Leaders are expected to organise a diverse group of people and inspire them to complete common goals, while also managing their own emotions and creating an environment conducive to creativity and innovation. These expectations can easily become overwhelming, but leaders who rely on empathy will improve morale and job performance.
Leaders who are strict taskmasters undoubtedly accomplish tasks on a checklist--but where does this leave employees and growth within the organisation? Leaders with poor interpersonal skills are not going to inspire others to innovate and offer new solutions to problems. Instead, turnover, stress, and burnout will likely all be high, and from a purely cost standpoint, this is a bad situation.
More importantly, it’s also a terrible situation from a personnel perspective. Leaders who lack understanding, compassion and empathy are not going to draw in and retain top talent. Even in cases where a person isn’t quite on the right track, leaders who celebrate positive attributes while offering constructive, helpful criticism of negative traits will help the person and their organisation succeed.
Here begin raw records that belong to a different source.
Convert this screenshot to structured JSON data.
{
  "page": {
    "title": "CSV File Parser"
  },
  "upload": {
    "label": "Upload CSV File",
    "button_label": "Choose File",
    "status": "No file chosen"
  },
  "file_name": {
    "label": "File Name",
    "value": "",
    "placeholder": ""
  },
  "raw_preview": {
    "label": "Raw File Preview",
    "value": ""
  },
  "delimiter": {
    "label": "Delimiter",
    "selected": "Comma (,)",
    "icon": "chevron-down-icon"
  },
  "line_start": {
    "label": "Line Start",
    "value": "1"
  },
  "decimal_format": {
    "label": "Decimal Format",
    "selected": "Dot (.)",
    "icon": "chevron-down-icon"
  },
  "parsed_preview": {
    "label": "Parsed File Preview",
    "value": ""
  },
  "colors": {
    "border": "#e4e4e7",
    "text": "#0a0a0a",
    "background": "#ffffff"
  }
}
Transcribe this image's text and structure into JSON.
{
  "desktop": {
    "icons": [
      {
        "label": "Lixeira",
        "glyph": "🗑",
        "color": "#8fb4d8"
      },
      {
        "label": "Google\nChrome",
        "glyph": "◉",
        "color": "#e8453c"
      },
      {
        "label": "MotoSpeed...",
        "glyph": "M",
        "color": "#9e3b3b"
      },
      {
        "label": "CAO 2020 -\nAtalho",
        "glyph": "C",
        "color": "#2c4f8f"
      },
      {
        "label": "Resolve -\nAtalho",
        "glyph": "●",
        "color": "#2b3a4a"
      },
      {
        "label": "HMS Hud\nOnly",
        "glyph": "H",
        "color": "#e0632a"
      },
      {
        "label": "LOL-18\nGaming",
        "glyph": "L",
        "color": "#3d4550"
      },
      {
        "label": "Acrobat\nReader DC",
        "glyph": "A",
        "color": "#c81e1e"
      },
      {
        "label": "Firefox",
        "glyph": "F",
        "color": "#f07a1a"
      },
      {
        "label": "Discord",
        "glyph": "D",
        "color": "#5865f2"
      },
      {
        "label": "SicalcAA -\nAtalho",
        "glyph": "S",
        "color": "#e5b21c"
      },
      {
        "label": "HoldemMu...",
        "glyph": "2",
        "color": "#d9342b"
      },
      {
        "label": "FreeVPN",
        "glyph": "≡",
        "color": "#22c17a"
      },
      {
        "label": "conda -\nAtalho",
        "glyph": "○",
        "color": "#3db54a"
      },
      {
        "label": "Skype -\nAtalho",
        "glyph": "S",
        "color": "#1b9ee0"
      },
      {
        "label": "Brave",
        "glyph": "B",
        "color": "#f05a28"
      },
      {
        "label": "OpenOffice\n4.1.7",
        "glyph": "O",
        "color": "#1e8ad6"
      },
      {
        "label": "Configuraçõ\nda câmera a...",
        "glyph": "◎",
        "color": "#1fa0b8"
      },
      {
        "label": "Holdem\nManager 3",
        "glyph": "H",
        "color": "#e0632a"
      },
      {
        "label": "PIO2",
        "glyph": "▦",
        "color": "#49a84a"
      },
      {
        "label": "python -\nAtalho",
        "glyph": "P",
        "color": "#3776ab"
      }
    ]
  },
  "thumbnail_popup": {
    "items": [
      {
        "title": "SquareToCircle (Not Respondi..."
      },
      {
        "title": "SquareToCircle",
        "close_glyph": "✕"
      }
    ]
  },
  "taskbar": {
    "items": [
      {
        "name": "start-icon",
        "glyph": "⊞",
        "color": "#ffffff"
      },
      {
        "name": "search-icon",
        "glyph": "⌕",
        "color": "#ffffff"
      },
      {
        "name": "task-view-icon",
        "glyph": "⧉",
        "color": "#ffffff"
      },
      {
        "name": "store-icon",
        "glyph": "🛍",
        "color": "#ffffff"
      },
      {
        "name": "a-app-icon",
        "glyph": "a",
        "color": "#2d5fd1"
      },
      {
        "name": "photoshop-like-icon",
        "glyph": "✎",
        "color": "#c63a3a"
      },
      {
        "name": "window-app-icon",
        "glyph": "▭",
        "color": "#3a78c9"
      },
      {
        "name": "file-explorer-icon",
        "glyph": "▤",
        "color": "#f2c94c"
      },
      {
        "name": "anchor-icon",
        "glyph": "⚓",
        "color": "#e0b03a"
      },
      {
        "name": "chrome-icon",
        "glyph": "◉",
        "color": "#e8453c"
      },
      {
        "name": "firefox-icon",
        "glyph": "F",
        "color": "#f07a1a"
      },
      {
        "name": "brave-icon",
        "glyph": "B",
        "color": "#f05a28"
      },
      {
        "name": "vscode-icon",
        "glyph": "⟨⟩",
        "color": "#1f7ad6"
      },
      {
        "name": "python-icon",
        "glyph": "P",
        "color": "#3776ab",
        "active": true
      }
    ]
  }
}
EMPATHY, THE BRAIN AND THE WORKPLACE
Neuroscience has taken great strides in brain imaging and mapping how the brain functions. A research study was conducted to determine if functional magnetic resonance imaging (fMRI) could detect changes when participants either viewed or imitated facial expressions.
Scientists found that brain activity was significantly increased in the amygdala when participants mirrored the expressions. The amygdala is part of the limbic system and is involved in processing different emotional responses. Other parts of the brain, including the anterior insula (responsible for emotional experiences) and the inferior frontal cortex (responsible for higher-level functions such as decision-making and inhibition), also showed increased activity.1
Researchers will continue to unravel new mechanisms pertaining to empathy and how it affects our brains, but studies like this indicate that when we mimic those around us, we increase empathy and can better understand and relate to how they are feeling.
Leadership is about empathy. It is about having the ability to relate to and connect with people for the purpose of inspiring and empowering their lives.
BRINGING EMPATHY INTO YOUR ORGANISATION
To achieve a calm and compassionate state, the mind has to be in the right mindset. Cultivating positive thoughts and emotions will help create a more productive and innovative work environment, from the top down and from the bottom up.2
To increase empathy (or bring it back) into your business endeavours, consider these thoughts.
- Take a good look at yourself and your practices. Unconscious prejudices and biases aren’t usually obvious to the person who has them. But, this isn’t an excuse for poor behaviour. Self-reflection is the first step to changing your leadership style for the better.
- Examine the values of the organisation. Are you expecting employees to act and behave according to company values, but you trample parts of the vision or mission? When empathy is not included in this vision, or if leaders don’t adhere to the practices they expect others to have, growth and innovation will grind to a halt as talent flees for better working environments.
- Life is diverse, and so are the people you work with. Everyone sees the world differently, and our perceptions can evolve as our attitudes, education, and experiences change. Leaders who act imperiously, and expect others to do exactly as they wish do not value diversity or understand that being unique is part of what makes us great.
EMPATHY SHOULD BE AN INTEGRAL PART OF ANY BUSINESS
Empathy is a crucial part of any leadership toolbag, and we can use neuroscience to teach our brains to better connect with people around us, personally and professionally. Leaders who value diversity and self-reflection will create the conditions needed to allow employees to thrive. We must all learn that there are consequences for our actions, and even the top echelons of leadership should be reminded of the importance of empathy in the workplace.
1. Carr L, Iacoboni M, Dubeau MC, Mazziotta JC, Lenzi GL. Neural mechanisms of empathy in humans: A relay from neural systems for imitation to limbic areas. PNAS. 2003;100(9). doi: 10.1073/pnas.0935845100
2. Damiano, S. Wellbeing Strategies for Optimal Brain & Body Performance. About my Brain Institute. 2018;1. [eBook].